It almost looks too easy. The Houston Oilers play 11 games in domed stadiums this year. They have only one cold-weather game, at Cleveland in December. Three of their first four games are at home, and so are three of their last four. Too easy. With the schedule suited to their run-and-shoot offense, the Oilers should waltz into the playoffs, fortified by a home field advantage.
Now we cut to the man with the wrinkled forehead. Bad things happened to Houston at the close of 1991. The Oilers lost three out of five games to end the regular season—because of gusty winds on the road, sacks, dropped balls, a Giant running game that hammered their defense, you name it. In the postseason the Jets shoved them around for the whole second half and should have beaten them. Then, against Denver in the next round, Houston was killed by dropped passes and John Elway's magnificent last-minute drive to set up the winning field goal.
O.K., so the Oilers project into the playoffs because the division is a steal. But the postseason won't be so easy. Quarterback Warren Moon will be 36 in November. He'll be facing a merciless rush because teams have figured out that the way to beat the run-and-shoot is not to sit back and worn-about the draw play but to attack the pocket vigorously. Moon, who can stand and deliver with the best of them when he's comfortable, does not have the giddyap in his legs, the escape, that he once had. And the Houston defense, which has been improving, still can't carry the team. All of this translates into an Oiler playoff loss to either of two kinds of teams: one that will rush Moon relentlessly (the Jets) or one that could corner Houston at a bad-weather site ( Denver or Buffalo).
Wideout Drew Hill, with 90 catches in 1991, accepted a Plan B offer from Atlanta, but a couple of rookies, linebacker Eddie Robinson and 300-pound defensive tackle Tim Roberts, look promising. At last word, disgruntled sack specialist Sean Jones was sticking to his retirement.
The most brilliant era in the history of the Pittsburgh Steelers drew to a close when coach Chuck Noll retired last December. Before anyone had a chance to sit back and reflect on the glories of the past, the broom was at work. Bill Cowher, the new coach, was shaking everything up. Gone were all the assistant coaches but Dick Hoak (running backs), who has been with the organization for 31 years. Hired were a bunch of assistants with whom Cowher had never worked. Practice techniques were changed, and new training equipment was trucked in. Team president Dan Rooney gave up the general manager duties he also held, turning them over to Tom Donahoe, who had been his director of football development.

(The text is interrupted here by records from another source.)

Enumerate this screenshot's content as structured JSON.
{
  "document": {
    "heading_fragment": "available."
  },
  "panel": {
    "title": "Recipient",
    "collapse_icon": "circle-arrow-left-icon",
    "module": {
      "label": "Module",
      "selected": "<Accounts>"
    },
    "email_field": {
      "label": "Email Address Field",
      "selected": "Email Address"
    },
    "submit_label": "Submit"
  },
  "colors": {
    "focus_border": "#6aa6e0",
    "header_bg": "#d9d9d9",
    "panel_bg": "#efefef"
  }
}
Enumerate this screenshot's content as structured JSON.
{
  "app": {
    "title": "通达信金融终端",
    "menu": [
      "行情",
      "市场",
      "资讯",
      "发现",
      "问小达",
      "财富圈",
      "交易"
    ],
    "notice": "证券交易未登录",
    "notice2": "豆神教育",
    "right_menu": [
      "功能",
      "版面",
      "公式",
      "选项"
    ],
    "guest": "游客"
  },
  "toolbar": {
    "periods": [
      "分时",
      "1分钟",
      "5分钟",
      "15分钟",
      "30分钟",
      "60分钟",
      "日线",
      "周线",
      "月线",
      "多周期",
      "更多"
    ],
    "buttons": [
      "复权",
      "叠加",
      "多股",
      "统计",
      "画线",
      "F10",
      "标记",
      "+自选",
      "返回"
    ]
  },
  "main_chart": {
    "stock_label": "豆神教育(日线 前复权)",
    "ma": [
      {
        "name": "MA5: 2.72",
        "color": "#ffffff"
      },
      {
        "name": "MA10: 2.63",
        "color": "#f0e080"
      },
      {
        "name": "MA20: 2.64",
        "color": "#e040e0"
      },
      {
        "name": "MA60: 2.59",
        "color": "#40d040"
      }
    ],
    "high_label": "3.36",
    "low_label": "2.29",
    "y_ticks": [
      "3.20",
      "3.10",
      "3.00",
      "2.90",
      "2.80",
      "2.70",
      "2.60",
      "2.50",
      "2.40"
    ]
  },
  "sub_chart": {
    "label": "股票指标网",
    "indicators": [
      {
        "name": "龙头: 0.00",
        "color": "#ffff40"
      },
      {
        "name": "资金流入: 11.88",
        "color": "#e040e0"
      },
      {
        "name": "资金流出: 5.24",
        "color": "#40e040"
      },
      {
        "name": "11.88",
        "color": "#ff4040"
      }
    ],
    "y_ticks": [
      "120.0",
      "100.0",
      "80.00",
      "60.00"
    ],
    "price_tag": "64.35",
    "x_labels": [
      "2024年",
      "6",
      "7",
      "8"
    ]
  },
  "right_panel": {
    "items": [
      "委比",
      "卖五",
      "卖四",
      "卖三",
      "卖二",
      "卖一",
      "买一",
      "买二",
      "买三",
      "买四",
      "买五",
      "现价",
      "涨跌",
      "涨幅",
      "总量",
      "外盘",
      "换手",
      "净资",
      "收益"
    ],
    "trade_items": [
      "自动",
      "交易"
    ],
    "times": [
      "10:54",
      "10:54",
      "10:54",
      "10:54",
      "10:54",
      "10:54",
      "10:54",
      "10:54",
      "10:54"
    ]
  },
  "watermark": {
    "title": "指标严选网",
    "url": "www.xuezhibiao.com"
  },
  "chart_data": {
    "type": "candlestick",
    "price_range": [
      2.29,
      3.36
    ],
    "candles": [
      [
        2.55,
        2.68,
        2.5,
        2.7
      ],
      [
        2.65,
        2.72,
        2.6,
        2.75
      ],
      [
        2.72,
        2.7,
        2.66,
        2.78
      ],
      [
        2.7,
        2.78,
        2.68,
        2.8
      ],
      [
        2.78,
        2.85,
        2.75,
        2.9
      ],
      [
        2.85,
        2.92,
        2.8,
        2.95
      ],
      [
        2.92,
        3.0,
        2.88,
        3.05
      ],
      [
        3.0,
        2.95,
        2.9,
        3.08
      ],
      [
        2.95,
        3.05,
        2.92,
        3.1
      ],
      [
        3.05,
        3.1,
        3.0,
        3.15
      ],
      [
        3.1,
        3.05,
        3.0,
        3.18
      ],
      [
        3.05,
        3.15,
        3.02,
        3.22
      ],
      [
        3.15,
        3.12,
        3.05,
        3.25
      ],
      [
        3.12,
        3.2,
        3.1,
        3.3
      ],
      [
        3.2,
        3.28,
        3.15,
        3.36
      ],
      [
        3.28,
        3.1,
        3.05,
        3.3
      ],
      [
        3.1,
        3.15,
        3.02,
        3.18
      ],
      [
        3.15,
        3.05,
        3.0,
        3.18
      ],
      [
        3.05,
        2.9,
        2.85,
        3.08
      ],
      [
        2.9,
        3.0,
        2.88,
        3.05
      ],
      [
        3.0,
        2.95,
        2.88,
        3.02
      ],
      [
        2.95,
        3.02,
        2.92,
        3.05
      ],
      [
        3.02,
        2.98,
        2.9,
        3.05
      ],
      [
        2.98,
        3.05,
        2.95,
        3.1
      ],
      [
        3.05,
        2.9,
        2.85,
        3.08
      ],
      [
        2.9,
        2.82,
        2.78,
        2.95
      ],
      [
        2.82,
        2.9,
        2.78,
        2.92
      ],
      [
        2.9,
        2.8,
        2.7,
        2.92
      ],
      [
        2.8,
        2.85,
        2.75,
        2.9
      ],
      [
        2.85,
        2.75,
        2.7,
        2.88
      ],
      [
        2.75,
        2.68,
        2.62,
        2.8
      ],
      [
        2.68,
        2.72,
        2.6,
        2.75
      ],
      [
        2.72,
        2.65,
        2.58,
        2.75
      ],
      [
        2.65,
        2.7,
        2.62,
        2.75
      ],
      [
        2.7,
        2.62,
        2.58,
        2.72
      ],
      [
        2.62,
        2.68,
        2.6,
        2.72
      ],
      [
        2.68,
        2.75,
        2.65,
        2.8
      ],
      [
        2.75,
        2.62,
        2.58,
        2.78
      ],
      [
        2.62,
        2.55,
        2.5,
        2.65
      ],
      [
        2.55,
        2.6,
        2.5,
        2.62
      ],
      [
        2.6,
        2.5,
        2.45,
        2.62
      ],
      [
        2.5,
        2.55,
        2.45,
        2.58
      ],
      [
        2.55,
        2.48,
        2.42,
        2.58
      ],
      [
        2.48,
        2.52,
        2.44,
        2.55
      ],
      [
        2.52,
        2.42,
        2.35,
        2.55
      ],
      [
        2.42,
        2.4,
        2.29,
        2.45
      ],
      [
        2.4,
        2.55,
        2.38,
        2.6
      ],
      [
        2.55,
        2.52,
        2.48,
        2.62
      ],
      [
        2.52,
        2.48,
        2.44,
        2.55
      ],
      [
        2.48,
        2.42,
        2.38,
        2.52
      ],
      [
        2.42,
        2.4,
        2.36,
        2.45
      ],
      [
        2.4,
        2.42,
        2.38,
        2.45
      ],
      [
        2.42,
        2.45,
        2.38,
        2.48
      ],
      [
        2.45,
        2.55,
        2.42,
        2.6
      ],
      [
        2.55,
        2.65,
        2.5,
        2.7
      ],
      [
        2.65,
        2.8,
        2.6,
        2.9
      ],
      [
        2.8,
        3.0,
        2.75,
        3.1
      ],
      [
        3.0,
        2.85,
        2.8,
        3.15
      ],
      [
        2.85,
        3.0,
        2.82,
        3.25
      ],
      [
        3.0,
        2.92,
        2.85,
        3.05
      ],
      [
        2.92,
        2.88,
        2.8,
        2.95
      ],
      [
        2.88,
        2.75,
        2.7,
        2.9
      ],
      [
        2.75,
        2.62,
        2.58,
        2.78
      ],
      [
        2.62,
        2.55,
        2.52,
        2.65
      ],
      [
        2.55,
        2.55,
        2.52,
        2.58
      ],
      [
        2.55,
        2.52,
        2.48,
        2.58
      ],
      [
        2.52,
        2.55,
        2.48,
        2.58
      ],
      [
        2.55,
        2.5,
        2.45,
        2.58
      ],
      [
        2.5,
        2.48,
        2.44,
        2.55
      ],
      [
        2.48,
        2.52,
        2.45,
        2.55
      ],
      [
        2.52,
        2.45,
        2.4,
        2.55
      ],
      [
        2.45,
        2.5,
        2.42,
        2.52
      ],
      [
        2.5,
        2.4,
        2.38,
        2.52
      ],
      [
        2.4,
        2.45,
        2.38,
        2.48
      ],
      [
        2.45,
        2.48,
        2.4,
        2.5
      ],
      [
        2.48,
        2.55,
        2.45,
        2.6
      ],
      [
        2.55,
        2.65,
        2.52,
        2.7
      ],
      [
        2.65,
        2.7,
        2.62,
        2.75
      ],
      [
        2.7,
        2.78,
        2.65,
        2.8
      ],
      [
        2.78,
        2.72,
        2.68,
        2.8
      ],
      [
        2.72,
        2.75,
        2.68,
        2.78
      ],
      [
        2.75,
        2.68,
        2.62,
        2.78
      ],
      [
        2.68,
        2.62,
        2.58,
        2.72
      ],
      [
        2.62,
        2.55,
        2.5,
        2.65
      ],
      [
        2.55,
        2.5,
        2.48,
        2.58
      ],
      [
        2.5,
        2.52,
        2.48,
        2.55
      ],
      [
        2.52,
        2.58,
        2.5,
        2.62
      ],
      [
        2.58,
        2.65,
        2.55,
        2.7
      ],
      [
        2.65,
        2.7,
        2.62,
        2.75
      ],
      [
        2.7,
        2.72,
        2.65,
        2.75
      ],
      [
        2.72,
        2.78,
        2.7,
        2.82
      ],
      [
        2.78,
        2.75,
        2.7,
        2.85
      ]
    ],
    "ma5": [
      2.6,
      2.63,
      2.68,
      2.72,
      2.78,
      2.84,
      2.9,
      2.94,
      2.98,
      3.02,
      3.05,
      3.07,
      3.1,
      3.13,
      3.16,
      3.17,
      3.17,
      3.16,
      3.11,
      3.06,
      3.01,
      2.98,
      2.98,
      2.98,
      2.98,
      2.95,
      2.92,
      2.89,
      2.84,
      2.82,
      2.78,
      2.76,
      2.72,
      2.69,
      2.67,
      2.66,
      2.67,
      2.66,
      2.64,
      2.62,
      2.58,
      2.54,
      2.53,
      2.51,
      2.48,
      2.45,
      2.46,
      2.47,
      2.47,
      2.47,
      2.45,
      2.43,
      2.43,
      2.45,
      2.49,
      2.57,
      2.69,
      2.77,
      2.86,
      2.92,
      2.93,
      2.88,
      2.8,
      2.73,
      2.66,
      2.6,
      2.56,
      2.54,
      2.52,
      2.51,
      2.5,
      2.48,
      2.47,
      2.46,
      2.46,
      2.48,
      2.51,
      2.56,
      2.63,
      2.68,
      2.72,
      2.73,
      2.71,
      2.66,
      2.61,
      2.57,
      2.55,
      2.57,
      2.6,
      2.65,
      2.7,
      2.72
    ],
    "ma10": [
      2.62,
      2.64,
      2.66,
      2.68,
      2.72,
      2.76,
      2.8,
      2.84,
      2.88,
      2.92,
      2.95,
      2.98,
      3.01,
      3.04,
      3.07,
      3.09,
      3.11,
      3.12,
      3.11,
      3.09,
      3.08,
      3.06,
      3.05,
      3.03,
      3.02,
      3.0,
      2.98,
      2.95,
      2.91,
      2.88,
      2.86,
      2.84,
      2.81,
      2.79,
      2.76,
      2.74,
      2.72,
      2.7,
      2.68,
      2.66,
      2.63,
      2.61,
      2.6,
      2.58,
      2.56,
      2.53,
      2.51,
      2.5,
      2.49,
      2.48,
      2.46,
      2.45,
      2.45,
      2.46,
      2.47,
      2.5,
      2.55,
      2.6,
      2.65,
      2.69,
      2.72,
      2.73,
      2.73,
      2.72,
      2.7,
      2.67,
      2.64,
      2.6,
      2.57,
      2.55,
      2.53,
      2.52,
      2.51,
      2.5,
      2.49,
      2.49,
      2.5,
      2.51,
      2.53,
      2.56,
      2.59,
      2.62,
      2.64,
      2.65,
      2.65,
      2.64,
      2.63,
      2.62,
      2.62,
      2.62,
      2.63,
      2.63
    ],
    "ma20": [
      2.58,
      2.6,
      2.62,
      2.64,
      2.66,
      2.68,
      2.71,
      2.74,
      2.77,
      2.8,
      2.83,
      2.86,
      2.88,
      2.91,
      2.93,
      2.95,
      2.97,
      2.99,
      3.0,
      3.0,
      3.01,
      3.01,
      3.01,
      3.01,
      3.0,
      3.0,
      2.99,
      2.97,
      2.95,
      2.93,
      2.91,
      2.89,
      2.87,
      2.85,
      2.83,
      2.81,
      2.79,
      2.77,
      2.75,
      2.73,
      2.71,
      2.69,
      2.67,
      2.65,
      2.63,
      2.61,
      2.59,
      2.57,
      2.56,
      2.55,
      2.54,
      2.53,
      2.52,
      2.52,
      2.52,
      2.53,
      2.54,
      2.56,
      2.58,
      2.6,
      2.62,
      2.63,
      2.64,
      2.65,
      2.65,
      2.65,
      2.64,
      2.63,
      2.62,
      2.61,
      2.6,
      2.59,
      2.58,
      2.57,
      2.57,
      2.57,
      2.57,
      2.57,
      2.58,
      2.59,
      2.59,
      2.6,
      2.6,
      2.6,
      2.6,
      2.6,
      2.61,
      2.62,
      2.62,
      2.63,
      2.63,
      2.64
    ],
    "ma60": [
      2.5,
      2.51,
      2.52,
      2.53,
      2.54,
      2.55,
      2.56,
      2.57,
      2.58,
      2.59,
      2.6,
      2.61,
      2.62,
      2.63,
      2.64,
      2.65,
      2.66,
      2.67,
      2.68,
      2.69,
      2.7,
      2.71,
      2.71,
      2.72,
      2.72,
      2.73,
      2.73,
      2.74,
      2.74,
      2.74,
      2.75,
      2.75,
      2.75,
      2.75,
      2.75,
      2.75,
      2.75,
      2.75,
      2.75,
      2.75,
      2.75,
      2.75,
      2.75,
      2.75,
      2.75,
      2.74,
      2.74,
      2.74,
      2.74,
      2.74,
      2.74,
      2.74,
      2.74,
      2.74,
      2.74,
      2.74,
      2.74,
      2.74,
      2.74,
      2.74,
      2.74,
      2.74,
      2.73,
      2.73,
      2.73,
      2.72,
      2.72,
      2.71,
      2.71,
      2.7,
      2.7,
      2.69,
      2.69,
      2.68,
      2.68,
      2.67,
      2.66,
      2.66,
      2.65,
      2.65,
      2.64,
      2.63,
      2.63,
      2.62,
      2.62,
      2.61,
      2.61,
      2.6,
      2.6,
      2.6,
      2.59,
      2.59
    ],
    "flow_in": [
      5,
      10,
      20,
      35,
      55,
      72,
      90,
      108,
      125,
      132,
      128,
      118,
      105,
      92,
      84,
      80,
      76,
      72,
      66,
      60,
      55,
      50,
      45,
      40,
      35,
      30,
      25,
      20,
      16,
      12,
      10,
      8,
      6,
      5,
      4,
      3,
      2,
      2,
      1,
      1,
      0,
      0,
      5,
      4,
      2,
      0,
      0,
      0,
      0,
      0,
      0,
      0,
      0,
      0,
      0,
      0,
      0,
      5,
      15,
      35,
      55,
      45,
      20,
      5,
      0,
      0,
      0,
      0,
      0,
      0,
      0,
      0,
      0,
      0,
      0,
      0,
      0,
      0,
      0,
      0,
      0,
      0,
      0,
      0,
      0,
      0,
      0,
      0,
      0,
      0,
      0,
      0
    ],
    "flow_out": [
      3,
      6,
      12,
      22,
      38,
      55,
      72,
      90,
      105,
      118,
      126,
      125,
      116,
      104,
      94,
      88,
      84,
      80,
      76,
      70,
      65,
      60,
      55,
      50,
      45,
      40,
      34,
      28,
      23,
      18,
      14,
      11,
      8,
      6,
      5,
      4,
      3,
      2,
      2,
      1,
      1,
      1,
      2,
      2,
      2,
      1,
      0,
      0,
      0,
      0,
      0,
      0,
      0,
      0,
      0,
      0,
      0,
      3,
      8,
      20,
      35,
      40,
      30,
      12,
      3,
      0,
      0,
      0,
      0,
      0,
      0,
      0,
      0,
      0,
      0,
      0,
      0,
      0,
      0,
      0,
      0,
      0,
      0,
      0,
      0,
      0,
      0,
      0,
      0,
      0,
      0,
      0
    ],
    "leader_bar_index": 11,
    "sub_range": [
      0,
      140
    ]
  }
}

But the team remains strictly blue collar, with a small stadium, the lowest payroll in the league, no stars on offense and only one on defense, cornerback Rod Woodson, who is getting over a torn calf muscle. When linebacker Hardy Nickerson, a valuable six-year veteran, was low-balled on his contract (a 5% raise to $248,000; the average starting NFL linebacker makes more than twice that), the Steeler players received a chilling message: There are no big bucks—except, of course, for the top draft choices. Everyone pays them.
Is this a formula for mediocrity? Maybe Cowher can work wonders; maybe his defensive know-how (he was Kansas City's coordinator) can revive a unit that slumped from No. 1 in the league in 1990 to No. 22, and whose starting secondary has been depleted by injuries and holdouts. Maybe offensive coordinator Ron Erhardt's simplified attack will work just right for Neil O'Donnell, who won the quarterback battle with Bubby Brister. Maybe a draft that was strongest at blue-collar positions (tackle-guard Leon Searcy, inside linebacker Levon Kirkland, noseguard Joel Steed, tight end Russ Campbell) will change the picture.
That's a lot of maybes, but that's what it'll be like for a while in the post-Noll era.
The Cleveland Browns have been an organization marked by office politics, whispers behind doors and much jockeying to get owner Art Modell's car. However, it seems that after one year on the job, coach Bill Belichick has the clout to call his own shots and get his own people in place. Now all he has to worry about is what happens on the field.
The biggest concern was the offensive line, but when the Browns anted up last week and paid Jay Hilgenberg the money the Bears wouldn't, they got an All-Pro center. In 1990 quarterback Bernie Kosar went down 91 times—37 sacks and 54 knockdowns. Last year he got decked 107 times, including a career-high 41 sacks. Though he's only 28, he must be shell-shocked. To make matters worse for Kosar, the offensive line got no help in the draft, and his wideouts are missing. Reggie Langhorne was a Plan B free agent signed by the Colts, Brian Brennan was cut and Webster Slaughter was still holding out when camp ended.